Your result should be every line of the records below that contains the word "website".

Start of Information provided

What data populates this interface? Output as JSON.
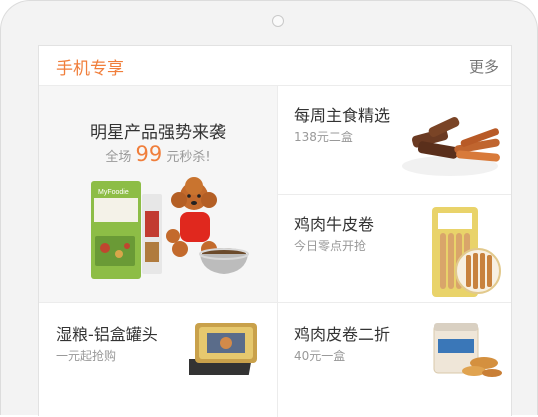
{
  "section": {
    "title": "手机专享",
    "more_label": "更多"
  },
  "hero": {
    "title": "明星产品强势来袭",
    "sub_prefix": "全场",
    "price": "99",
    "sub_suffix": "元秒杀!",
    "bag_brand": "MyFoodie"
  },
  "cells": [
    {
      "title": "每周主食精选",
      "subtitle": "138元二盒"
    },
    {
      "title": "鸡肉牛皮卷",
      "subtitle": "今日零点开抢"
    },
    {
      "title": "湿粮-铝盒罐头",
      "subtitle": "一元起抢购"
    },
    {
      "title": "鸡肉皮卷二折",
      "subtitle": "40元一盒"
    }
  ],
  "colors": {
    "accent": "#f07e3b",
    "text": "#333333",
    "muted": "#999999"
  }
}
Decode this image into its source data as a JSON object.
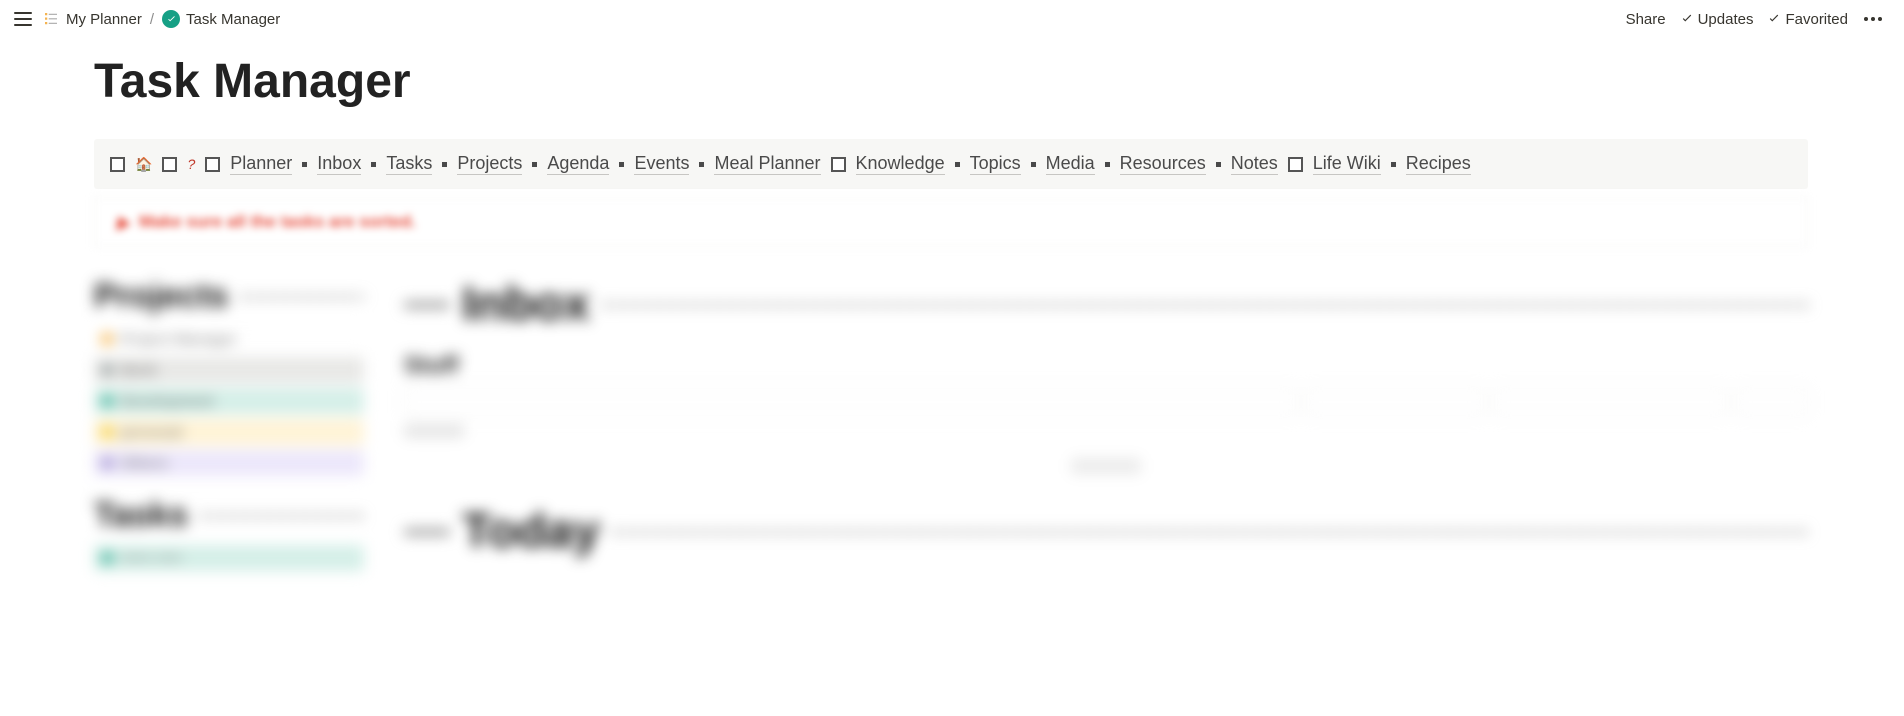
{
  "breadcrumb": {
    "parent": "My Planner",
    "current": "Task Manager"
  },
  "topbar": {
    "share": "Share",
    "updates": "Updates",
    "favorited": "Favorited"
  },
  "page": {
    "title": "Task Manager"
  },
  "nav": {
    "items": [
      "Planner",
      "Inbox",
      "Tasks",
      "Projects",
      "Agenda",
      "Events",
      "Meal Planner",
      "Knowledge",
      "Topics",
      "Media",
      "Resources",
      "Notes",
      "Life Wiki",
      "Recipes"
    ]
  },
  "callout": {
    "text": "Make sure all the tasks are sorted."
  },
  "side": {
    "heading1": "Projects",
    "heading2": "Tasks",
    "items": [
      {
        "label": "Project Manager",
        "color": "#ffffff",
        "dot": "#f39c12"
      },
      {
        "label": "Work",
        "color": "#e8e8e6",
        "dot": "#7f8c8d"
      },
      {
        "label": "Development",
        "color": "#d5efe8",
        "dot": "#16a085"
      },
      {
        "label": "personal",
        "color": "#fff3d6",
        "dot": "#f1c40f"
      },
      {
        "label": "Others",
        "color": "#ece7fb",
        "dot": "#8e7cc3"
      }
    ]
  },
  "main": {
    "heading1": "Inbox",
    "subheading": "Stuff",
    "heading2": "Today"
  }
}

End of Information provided
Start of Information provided

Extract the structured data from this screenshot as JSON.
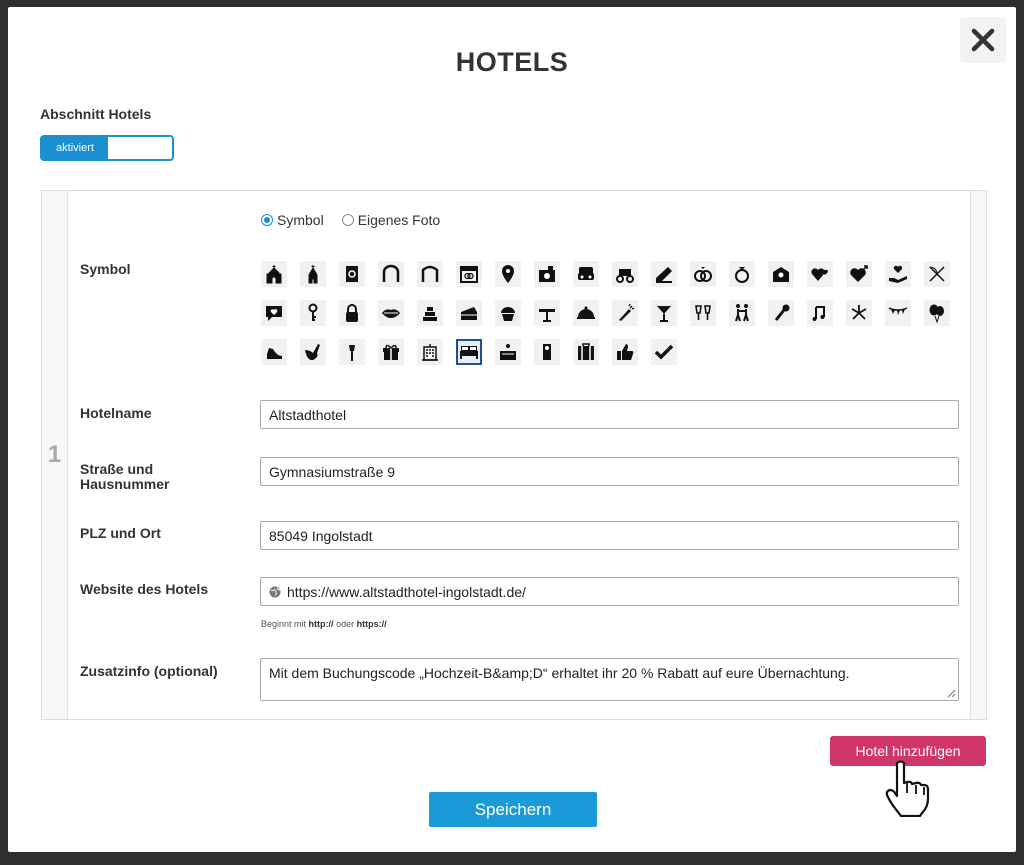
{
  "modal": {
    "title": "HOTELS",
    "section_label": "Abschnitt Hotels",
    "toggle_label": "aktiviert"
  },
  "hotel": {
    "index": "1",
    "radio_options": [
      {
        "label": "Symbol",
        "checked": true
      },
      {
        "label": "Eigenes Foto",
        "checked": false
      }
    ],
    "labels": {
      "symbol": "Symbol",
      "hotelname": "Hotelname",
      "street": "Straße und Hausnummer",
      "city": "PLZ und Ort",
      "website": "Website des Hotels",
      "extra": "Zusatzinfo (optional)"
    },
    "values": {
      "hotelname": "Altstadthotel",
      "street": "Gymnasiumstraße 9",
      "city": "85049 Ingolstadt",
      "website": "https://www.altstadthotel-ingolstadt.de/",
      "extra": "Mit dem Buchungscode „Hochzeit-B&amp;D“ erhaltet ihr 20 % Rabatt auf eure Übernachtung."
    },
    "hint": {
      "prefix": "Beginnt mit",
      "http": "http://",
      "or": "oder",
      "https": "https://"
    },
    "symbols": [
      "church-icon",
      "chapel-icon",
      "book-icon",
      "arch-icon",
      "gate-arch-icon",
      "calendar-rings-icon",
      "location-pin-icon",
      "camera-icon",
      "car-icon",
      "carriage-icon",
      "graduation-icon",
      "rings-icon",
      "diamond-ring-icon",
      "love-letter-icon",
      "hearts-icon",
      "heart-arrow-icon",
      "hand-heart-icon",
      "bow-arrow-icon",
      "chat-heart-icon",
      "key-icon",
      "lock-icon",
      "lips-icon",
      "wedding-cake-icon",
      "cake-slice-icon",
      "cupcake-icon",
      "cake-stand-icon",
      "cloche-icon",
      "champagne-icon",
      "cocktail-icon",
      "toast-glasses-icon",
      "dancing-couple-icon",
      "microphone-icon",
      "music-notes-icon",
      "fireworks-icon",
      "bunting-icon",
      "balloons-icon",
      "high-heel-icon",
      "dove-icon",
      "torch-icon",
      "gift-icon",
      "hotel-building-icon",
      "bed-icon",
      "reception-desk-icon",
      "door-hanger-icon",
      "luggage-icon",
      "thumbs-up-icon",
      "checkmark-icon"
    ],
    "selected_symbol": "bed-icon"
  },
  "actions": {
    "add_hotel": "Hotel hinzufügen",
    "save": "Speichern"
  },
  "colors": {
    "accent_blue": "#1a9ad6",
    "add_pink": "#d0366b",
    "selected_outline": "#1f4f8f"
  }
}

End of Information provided
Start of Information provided

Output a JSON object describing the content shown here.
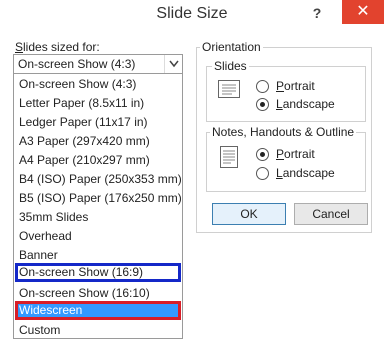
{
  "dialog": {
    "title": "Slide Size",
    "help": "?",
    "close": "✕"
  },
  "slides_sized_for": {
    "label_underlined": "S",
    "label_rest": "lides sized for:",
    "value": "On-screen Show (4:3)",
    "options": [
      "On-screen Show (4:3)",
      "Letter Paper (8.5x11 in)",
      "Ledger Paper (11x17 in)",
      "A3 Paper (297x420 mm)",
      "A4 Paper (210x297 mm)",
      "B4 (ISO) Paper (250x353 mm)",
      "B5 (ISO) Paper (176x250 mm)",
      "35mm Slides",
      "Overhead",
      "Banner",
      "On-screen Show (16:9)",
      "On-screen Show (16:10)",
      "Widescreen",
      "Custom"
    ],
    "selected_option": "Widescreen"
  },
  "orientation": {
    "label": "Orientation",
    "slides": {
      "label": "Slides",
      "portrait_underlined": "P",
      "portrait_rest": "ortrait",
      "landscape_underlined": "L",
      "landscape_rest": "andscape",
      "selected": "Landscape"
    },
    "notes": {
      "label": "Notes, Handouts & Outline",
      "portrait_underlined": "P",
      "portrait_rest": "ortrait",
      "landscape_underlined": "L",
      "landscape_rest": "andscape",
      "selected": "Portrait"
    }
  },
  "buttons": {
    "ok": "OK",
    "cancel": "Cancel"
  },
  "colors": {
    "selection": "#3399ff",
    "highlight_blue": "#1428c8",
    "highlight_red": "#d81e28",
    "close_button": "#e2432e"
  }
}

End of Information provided

— Completed exercise —
      "website": "Website des Hotels",
      "website": "https://www.altstadthotel-ingolstadt.de/",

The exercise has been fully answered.